Dataset rows for apps and sites:

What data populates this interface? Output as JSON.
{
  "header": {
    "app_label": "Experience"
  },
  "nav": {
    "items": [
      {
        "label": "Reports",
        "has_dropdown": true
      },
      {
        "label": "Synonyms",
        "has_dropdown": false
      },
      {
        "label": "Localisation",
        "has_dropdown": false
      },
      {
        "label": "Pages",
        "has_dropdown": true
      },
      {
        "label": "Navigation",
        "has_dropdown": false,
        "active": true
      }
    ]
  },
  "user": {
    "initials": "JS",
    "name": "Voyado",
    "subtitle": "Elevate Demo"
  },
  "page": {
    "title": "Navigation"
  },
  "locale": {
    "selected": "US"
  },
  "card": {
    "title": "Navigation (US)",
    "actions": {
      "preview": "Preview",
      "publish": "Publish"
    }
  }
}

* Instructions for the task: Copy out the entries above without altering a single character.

* Exercise output:
What data populates this interface? Output as JSON.
{
  "header": {
    "app_label": "Experience"
  },
  "nav": {
    "items": [
      {
        "label": "Reports",
        "has_dropdown": true
      },
      {
        "label": "Synonyms",
        "has_dropdown": false
      },
      {
        "label": "Localisation",
        "has_dropdown": false
      },
      {
        "label": "Pages",
        "has_dropdown": true
      },
      {
        "label": "Navigation",
        "has_dropdown": false,
        "active": true
      }
    ]
  },
  "user": {
    "initials": "JS",
    "name": "Voyado",
    "subtitle": "Elevate Demo"
  },
  "page": {
    "title": "Navigation"
  },
  "locale": {
    "selected": "US"
  },
  "card": {
    "title": "Navigation (US)",
    "actions": {
      "preview": "Preview",
      "publish": "Publish"
    }
  }
}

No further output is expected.